Problem - Return, from the listing below, every line that includes "notice".

****

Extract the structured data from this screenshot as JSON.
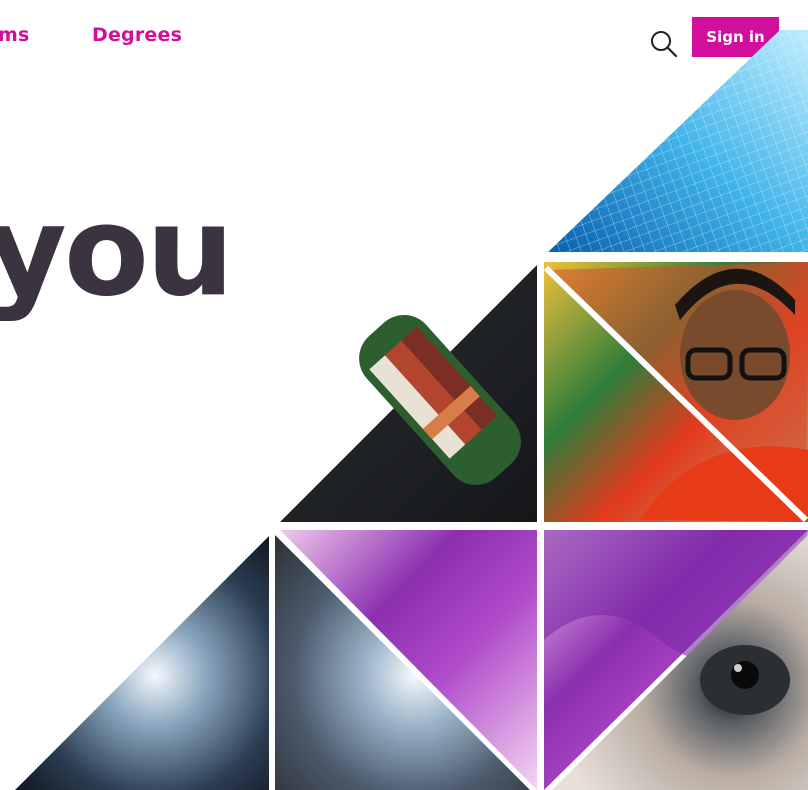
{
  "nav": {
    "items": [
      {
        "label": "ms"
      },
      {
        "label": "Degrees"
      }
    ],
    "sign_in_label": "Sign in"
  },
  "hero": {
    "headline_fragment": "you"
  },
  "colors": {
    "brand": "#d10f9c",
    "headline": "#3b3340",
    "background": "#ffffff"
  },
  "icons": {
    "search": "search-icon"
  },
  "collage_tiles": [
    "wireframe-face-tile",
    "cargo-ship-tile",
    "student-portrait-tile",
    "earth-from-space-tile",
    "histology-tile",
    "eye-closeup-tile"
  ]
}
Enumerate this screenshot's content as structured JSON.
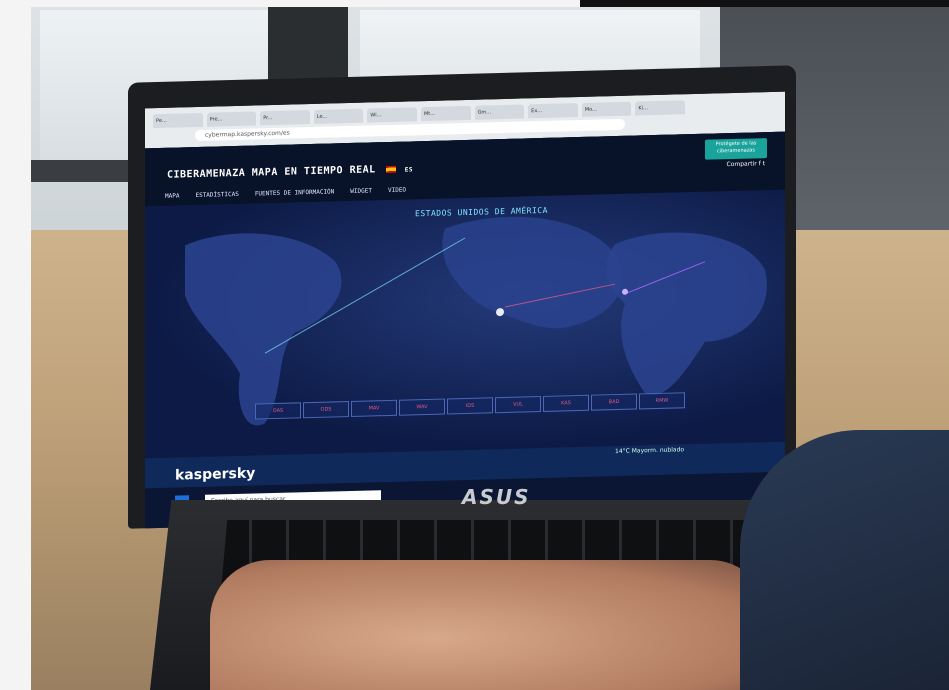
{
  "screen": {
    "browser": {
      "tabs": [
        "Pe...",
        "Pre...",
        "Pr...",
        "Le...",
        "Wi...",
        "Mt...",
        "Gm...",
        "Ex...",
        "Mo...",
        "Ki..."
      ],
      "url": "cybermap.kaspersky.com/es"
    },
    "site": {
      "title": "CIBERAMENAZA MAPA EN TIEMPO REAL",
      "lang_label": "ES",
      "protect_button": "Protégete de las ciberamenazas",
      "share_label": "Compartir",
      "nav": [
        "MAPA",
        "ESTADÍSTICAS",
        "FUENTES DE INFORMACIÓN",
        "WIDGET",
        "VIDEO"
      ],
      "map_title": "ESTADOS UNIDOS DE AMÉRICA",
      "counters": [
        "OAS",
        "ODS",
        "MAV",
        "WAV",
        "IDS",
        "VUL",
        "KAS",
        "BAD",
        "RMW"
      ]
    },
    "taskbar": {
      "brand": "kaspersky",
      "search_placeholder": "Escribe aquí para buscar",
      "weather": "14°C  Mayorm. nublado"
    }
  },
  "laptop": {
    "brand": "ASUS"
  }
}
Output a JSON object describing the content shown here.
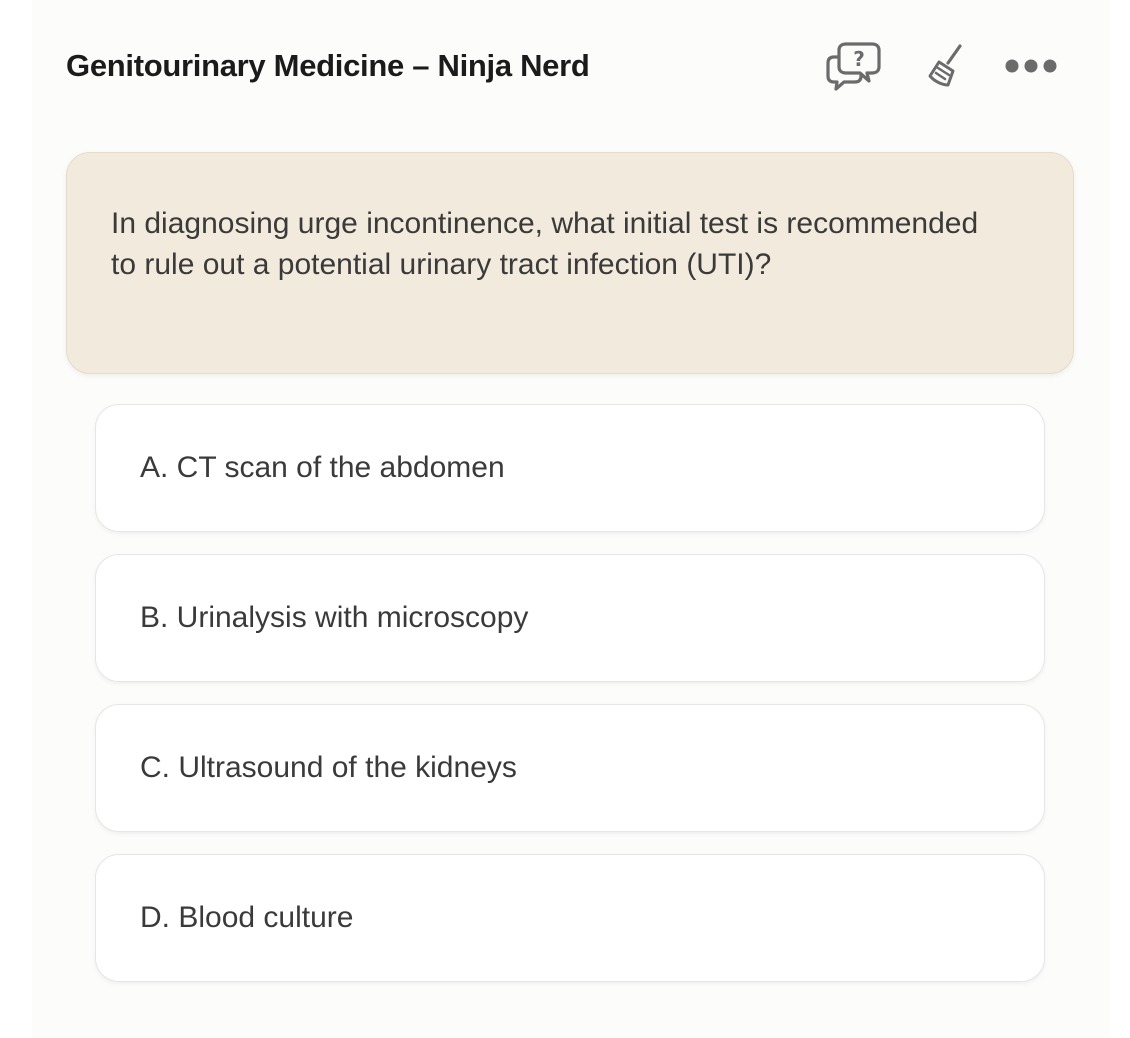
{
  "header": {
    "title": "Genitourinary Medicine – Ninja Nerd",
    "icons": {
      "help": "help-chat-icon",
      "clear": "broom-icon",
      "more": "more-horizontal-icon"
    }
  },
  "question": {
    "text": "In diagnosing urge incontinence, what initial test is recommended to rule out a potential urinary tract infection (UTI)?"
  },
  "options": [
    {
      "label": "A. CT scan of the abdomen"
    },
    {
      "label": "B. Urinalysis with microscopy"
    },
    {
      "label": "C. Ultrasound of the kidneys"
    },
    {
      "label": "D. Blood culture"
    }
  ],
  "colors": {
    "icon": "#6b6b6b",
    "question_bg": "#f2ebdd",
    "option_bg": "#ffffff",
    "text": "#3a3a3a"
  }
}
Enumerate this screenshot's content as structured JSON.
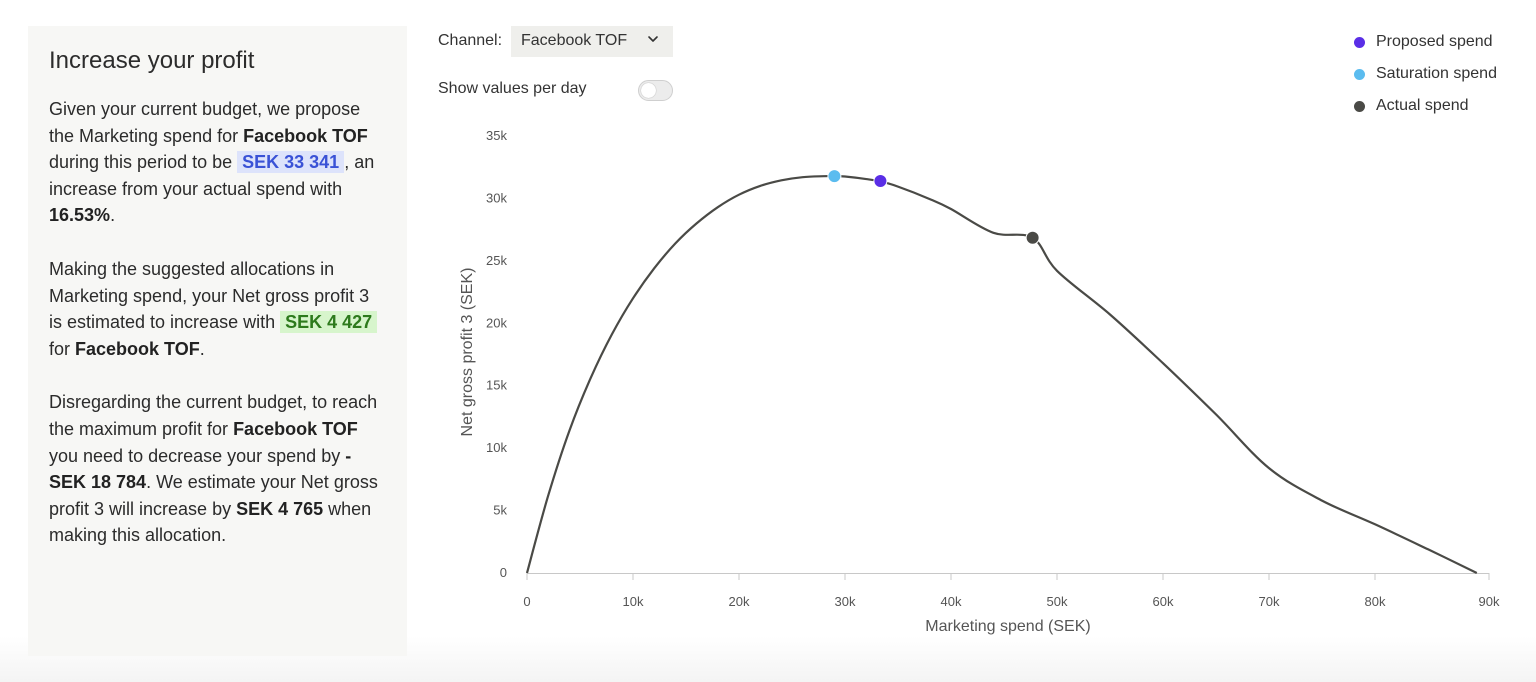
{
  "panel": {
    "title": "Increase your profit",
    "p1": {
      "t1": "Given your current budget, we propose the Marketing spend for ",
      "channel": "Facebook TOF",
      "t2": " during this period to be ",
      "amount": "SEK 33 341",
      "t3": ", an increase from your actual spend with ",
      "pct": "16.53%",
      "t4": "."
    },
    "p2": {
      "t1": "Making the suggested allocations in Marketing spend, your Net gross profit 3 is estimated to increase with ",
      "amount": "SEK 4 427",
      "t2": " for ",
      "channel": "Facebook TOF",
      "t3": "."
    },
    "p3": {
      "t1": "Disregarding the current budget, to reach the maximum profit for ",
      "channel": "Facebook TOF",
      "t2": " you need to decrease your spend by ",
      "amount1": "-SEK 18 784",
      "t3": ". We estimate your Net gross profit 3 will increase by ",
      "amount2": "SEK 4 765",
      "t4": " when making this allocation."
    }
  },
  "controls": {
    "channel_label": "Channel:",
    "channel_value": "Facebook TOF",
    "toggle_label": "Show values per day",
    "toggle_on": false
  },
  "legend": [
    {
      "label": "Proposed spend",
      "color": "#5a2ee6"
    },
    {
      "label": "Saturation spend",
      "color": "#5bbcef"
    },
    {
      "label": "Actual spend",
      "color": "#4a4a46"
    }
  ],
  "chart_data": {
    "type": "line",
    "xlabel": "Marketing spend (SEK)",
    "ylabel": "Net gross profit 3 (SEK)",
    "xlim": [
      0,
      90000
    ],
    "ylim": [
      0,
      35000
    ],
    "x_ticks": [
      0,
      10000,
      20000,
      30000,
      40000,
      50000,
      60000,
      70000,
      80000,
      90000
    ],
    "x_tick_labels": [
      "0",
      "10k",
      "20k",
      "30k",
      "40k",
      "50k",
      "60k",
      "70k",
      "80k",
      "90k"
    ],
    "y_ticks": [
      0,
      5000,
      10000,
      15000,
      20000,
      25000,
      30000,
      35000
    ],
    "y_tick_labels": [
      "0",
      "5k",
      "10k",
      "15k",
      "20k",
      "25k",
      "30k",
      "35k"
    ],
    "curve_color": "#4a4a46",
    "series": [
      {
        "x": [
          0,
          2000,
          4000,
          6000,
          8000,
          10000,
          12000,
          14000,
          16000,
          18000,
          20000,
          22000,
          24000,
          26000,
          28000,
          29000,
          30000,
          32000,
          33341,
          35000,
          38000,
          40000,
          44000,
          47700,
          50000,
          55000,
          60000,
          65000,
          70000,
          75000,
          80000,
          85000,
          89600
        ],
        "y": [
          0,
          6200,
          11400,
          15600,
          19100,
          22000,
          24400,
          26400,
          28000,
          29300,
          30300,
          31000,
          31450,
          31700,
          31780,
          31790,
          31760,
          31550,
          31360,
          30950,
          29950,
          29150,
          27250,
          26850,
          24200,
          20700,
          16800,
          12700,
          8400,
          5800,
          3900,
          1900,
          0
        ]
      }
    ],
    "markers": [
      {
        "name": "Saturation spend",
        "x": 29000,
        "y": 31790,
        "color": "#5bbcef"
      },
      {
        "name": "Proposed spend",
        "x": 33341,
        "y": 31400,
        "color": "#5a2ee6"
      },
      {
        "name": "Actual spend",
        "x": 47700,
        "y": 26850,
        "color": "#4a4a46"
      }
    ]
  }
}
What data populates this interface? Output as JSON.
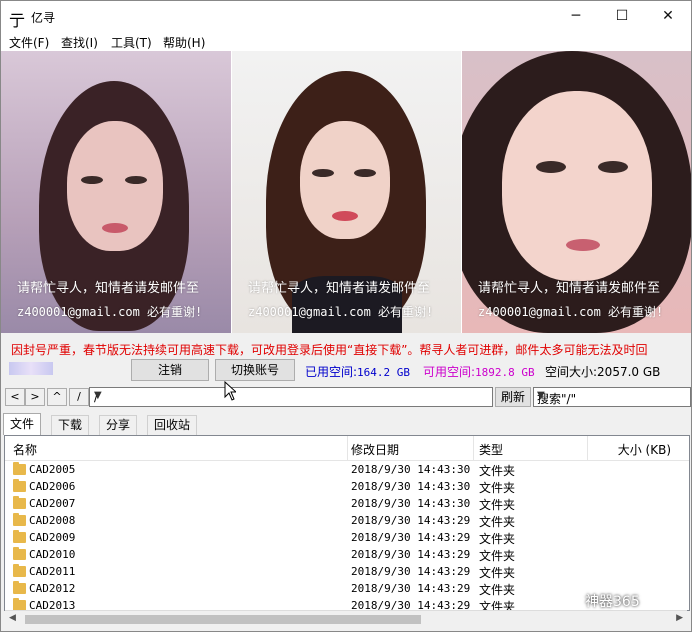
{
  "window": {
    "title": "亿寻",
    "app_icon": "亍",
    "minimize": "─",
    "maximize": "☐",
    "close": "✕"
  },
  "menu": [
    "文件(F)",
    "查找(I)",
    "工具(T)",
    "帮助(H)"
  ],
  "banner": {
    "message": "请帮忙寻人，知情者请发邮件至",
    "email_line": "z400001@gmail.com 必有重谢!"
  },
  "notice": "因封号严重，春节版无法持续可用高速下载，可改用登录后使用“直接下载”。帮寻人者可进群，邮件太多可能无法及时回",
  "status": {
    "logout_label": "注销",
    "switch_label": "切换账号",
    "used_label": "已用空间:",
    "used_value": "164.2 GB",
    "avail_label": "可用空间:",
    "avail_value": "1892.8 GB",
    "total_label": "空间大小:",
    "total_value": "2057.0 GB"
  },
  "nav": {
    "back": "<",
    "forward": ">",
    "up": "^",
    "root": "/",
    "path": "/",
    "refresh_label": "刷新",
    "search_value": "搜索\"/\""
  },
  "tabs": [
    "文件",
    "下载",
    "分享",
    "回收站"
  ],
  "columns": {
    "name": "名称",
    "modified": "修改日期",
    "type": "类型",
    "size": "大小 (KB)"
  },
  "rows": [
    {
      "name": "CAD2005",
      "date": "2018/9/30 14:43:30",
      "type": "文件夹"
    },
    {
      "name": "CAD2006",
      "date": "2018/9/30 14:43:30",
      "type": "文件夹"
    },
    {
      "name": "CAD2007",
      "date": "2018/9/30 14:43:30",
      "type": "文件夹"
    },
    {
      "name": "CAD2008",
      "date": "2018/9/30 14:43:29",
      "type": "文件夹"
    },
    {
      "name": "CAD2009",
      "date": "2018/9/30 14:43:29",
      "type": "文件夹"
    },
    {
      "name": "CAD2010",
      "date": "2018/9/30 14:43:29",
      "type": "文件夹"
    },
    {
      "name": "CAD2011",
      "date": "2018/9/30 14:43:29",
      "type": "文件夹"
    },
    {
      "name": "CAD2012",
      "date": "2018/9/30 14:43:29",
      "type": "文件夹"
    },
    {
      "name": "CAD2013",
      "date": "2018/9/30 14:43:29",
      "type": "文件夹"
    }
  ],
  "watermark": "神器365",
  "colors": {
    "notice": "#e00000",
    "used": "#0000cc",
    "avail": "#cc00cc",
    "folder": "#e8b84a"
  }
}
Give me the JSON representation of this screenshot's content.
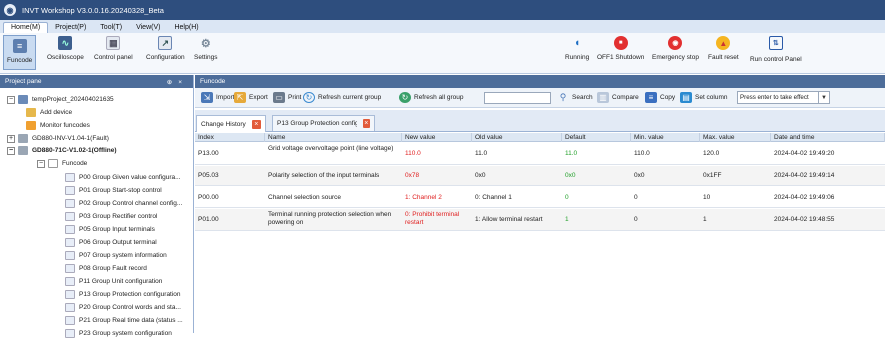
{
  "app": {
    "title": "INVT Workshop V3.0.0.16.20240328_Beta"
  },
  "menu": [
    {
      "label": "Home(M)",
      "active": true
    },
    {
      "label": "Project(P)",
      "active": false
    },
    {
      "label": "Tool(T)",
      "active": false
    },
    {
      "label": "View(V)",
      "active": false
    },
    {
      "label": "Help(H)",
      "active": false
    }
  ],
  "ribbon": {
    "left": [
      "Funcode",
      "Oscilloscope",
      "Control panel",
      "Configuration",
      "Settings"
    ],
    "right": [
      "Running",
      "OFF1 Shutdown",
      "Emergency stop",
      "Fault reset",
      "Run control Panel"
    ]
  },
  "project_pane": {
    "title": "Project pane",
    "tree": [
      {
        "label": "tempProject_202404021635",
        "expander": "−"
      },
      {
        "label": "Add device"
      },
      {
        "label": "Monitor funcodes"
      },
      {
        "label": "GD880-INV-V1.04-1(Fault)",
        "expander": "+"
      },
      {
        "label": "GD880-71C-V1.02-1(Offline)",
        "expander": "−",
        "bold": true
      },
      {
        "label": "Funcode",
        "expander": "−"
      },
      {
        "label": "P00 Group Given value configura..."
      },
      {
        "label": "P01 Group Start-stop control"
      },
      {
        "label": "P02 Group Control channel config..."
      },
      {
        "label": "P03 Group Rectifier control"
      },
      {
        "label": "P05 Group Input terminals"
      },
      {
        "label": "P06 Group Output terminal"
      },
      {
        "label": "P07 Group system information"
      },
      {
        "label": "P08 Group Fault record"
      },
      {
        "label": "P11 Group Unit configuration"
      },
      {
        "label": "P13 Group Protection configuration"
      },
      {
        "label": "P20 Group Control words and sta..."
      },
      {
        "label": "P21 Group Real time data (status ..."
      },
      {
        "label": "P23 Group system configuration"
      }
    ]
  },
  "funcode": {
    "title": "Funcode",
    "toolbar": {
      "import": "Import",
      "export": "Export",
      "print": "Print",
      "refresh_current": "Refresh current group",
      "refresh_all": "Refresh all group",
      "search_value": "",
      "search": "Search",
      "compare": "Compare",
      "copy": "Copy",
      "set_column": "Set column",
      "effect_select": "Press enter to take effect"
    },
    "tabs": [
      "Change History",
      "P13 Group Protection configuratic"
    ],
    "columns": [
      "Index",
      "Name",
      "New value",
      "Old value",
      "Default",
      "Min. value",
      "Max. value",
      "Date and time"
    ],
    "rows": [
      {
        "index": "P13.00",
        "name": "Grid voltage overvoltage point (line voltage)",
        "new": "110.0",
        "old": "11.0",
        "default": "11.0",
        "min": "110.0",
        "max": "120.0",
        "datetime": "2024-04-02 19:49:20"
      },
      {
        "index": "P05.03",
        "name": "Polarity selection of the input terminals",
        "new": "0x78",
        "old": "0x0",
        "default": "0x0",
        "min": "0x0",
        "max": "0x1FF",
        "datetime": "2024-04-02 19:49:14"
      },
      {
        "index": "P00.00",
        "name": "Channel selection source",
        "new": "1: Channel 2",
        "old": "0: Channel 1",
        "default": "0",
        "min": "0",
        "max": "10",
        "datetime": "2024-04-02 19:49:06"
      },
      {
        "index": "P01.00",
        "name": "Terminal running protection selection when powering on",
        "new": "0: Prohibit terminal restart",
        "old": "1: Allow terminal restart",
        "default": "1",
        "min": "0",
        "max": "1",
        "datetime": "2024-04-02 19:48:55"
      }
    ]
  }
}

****

Answer box -
  "notice": "因封号严重，春节版无法持续可用高速下载，可改用登录后使用“直接下载”。帮寻人者可进群，邮件太多可能无法及时回",
    "notice": "#e00000",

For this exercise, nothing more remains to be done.